6. My recommendation is mix with the stand mixer (like a Kitchen Aid appliance), using the 'paddle'
KitchenAid 7-Quart Stand MixerHamilton Beach Stand Mixer
7. Left: This is the result you should obtain, a creamy batter that is not liquid
8. Right: And this is what you should NOT get, a liquidy batter as it would make your job pretty difficult for the next steps
9. I bought those Escargot Shells, and I have been using them over and over for 10 years. Nature makes the best materials !
10. Wash them with boiled water and soap, rest a few hours, then rince, wash them with running water, and dry them in the sun
11. Finding escargot shells is not difficult anymore ! You can find them online, or even in grocery stores sometimes (I also saw them at Ralph's). To purchase online, see HERE
12. If you live in the Los Angeles area, you may find them at Nicole's or SURFAS:
13. You will also need the special silverware : snail tongs and snail forks. To purchase online, see HERE
921 Meridian Avenue
South Pasadena, CA 91030
3225 W Washington Blvd
Los Angeles, CA 90018
Escargot Snails Empty ShellsSnail Shells, Extra Large, 36 CountSet Stainless Snail Tongs and Forks
14. Canned snails are also pretty easy to find nowadays, online or in stores (same as for the shells, I saw them at Ralph's and at Nicole's)
15. To purchase online, see HERE
Inserting the cream
16. The best option to fill the shells is to use a Pastry Bag
17. The pastry tip size shouldn't be too large : 0.39" (or 25/64" or 1 cm) in diameter
Disposable Pastry BagsPiping Tips
18. Start by inserting the creamy batter
19. You may use a spoon, but it's not as clean as the Pastry Bag. Spooning is hard, but using a Pastry Bag is easier !
20. Left: And here's what happens when the batter is too liquidy, I warned you... it's pretty bad, he ?
21. Right: And with the right texture of the batter, the result is much better ! With a batter that is just creamy but not liquidy, you will fill the shells more easily. Nice, clean and sweet !
22. Then insert one of the 12 Snails
23. and finish by filling with more batter
24. Then press with your thumbs
25. To hold the snails in a upside down position, I am using special snail dishes
26. To purchase online, see HERE
27. Here you go!
28. At this stage you will place the snails in the refrigerator for a few hours until your guests arrive
29. Finally, bake the Escargots in preheated oven at 360 °F / 180 °C for about 10 minutes
Ready to be savored !
Sooooo good... C'est siiii bon....
If you could compare the taste of snail what would be similar? (chicken, fish, etc.)
Hi Caroline : I never ate snails by itself, and I'n not sure it's a wonderful taste : Hence this recipe that French chefs made : The taste of garlic and parsley with butter really overpowers the other tastes here.

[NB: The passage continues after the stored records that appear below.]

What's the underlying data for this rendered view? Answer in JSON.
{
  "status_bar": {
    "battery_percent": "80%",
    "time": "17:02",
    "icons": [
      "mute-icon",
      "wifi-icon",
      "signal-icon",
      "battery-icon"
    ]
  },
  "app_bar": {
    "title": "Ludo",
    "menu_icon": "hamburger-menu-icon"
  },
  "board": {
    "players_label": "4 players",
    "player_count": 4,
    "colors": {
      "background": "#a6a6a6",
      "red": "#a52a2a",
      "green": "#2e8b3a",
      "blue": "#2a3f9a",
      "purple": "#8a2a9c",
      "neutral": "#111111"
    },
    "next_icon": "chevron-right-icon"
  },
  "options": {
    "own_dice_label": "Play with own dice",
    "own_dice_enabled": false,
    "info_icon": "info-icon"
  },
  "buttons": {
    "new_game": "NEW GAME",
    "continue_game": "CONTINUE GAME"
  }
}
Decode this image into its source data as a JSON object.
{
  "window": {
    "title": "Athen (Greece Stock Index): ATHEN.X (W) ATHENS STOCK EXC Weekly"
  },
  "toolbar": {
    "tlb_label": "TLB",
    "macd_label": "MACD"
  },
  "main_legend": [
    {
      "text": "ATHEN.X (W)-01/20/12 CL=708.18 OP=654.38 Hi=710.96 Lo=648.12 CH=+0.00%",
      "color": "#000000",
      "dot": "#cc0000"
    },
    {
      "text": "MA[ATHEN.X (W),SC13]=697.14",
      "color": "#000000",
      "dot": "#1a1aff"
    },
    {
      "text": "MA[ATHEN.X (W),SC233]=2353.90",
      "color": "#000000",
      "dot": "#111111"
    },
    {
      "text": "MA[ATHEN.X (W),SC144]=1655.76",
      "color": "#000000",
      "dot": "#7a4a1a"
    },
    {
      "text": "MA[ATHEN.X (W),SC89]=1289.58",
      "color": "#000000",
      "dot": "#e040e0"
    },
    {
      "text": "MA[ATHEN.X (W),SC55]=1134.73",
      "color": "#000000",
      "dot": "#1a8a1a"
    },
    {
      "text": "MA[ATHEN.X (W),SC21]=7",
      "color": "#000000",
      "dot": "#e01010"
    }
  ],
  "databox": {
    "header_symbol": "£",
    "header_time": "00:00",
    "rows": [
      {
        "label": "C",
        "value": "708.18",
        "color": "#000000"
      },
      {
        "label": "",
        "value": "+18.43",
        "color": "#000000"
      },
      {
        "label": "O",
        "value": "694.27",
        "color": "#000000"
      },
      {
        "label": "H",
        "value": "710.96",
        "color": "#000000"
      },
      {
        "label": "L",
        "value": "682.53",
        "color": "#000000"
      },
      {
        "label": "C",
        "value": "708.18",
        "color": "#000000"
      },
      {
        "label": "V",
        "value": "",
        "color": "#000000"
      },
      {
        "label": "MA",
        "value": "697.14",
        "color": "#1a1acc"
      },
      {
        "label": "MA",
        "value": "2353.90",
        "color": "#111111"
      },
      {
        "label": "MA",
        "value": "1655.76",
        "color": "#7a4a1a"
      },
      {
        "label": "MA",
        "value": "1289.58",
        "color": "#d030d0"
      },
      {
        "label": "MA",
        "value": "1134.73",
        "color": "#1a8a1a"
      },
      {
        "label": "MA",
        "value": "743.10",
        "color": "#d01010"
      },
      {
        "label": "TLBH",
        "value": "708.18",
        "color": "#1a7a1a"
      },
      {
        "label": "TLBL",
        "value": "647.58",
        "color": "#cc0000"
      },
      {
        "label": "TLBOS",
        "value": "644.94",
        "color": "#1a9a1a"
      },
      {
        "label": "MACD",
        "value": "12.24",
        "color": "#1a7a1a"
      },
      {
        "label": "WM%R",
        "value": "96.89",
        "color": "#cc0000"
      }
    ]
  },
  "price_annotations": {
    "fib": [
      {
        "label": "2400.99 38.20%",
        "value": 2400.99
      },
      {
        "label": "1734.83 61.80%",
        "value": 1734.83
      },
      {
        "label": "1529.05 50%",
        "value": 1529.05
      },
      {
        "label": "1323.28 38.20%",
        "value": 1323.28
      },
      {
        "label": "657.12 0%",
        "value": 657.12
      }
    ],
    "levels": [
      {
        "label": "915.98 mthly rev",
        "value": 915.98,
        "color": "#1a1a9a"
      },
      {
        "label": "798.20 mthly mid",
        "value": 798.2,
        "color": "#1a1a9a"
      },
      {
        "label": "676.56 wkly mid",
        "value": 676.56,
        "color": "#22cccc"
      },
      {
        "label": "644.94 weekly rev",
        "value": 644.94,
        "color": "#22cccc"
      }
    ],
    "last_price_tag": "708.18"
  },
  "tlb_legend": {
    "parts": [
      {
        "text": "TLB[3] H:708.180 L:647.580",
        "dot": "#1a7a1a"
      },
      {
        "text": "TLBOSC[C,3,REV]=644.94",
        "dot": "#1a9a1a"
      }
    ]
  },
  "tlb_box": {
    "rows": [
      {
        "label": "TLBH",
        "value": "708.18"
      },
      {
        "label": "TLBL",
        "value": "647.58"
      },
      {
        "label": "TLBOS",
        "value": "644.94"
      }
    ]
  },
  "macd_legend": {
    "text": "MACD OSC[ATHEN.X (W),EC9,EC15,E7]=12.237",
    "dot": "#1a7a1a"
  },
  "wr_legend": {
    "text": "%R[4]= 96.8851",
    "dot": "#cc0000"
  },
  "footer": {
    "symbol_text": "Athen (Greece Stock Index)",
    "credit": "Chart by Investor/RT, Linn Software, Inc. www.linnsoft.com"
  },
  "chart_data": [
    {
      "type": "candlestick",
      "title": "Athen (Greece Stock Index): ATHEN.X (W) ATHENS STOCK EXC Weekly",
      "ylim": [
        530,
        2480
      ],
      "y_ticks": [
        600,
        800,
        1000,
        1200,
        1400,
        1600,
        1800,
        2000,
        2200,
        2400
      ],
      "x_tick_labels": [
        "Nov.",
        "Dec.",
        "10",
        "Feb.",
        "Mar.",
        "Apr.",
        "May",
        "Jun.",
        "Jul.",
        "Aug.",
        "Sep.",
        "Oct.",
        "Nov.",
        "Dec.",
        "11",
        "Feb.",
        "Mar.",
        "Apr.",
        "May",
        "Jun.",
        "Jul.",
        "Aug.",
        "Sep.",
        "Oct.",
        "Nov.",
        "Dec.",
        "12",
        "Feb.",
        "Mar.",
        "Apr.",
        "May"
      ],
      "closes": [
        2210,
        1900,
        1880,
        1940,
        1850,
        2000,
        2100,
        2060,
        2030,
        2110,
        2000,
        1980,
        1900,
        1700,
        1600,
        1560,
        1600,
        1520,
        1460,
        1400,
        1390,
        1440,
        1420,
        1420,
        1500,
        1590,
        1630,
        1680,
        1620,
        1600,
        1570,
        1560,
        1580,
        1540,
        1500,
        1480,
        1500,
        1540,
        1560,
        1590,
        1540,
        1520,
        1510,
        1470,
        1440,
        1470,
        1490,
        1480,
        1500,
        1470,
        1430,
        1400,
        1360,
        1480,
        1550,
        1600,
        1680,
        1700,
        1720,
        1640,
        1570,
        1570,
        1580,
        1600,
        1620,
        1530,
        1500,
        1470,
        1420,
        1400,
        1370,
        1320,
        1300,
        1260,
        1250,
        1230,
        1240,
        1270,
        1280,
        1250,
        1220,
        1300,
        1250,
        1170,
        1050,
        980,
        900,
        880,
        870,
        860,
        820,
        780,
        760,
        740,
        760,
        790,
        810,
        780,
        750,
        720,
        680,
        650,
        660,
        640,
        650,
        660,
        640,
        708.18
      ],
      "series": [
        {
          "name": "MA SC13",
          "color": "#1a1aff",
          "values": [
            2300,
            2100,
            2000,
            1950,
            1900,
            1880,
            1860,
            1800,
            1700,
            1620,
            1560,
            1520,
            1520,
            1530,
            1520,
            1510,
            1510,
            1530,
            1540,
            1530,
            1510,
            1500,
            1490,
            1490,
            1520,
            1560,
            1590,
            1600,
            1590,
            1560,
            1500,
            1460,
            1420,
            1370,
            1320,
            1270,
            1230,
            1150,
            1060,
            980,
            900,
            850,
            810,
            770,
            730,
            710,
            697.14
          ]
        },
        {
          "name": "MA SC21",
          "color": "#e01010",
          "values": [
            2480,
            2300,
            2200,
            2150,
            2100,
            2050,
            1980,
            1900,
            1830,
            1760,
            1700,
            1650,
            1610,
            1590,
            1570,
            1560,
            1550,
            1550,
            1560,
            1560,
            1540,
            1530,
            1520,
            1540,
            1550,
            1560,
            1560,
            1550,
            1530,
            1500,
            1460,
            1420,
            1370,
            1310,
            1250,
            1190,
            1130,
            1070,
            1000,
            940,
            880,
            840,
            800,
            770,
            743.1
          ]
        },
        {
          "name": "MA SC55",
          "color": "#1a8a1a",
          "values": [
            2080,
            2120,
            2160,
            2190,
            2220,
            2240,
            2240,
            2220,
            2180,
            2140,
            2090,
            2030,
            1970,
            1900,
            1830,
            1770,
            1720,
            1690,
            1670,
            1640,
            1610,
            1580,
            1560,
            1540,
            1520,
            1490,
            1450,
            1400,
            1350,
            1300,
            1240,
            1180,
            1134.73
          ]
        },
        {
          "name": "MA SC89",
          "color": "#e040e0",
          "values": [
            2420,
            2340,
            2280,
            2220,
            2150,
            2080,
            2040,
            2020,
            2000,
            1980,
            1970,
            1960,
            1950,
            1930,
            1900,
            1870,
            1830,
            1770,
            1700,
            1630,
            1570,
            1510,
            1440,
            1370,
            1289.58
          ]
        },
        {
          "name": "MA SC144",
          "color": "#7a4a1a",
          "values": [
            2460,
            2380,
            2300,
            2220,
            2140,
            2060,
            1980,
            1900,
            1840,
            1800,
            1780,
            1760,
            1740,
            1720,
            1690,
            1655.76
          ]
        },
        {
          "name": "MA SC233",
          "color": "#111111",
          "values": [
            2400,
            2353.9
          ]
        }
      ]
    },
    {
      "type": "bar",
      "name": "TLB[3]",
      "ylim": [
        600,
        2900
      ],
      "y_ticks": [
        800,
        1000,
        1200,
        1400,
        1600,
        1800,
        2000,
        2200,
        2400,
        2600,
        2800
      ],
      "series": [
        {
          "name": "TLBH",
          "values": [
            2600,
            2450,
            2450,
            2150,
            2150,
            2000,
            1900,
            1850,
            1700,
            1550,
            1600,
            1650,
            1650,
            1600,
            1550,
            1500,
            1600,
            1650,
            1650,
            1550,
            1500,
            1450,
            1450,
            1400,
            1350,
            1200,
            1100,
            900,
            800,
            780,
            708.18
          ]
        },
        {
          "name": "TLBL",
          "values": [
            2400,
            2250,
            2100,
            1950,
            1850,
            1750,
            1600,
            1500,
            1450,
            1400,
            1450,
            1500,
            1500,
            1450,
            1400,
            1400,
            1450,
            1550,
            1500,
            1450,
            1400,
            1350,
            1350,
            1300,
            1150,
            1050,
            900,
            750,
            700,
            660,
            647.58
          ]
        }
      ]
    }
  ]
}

So you will taste primarily garlic and parsley. The snail "meat" is more chewy than chicken for sure, but in the end, it's a first course type of dish that French eat only on occasions like end of year.
I personally like it, as Julia Child did, and among my American friends who were not exposed to it when they grew up as it's my case, I would say half of them love this dish, while the other half doesn't care much about it...
My mother was a cook for a French Countess for many years and at her request always put a teaspoon of Pernod in the butter mix. It is delicious .
Yes, I can see how this would make a difference !
Finally an American Chef who doesn’t try reinvent the Wheel.
Totally agree. Sometimes the simplicity is too complex and the complexity is too simple. Authenticity is the simplest way
I live in Mozambique and farm with the Giant African land snails ( meat is 35 grams for each snail) and the shells are huge. How would you use these snails in this recipe?
The snails are Achatina Achatina and Achatina Fulica.
I have never tried with huge snails to be honest, but it's worth a try, assuming the snails are edible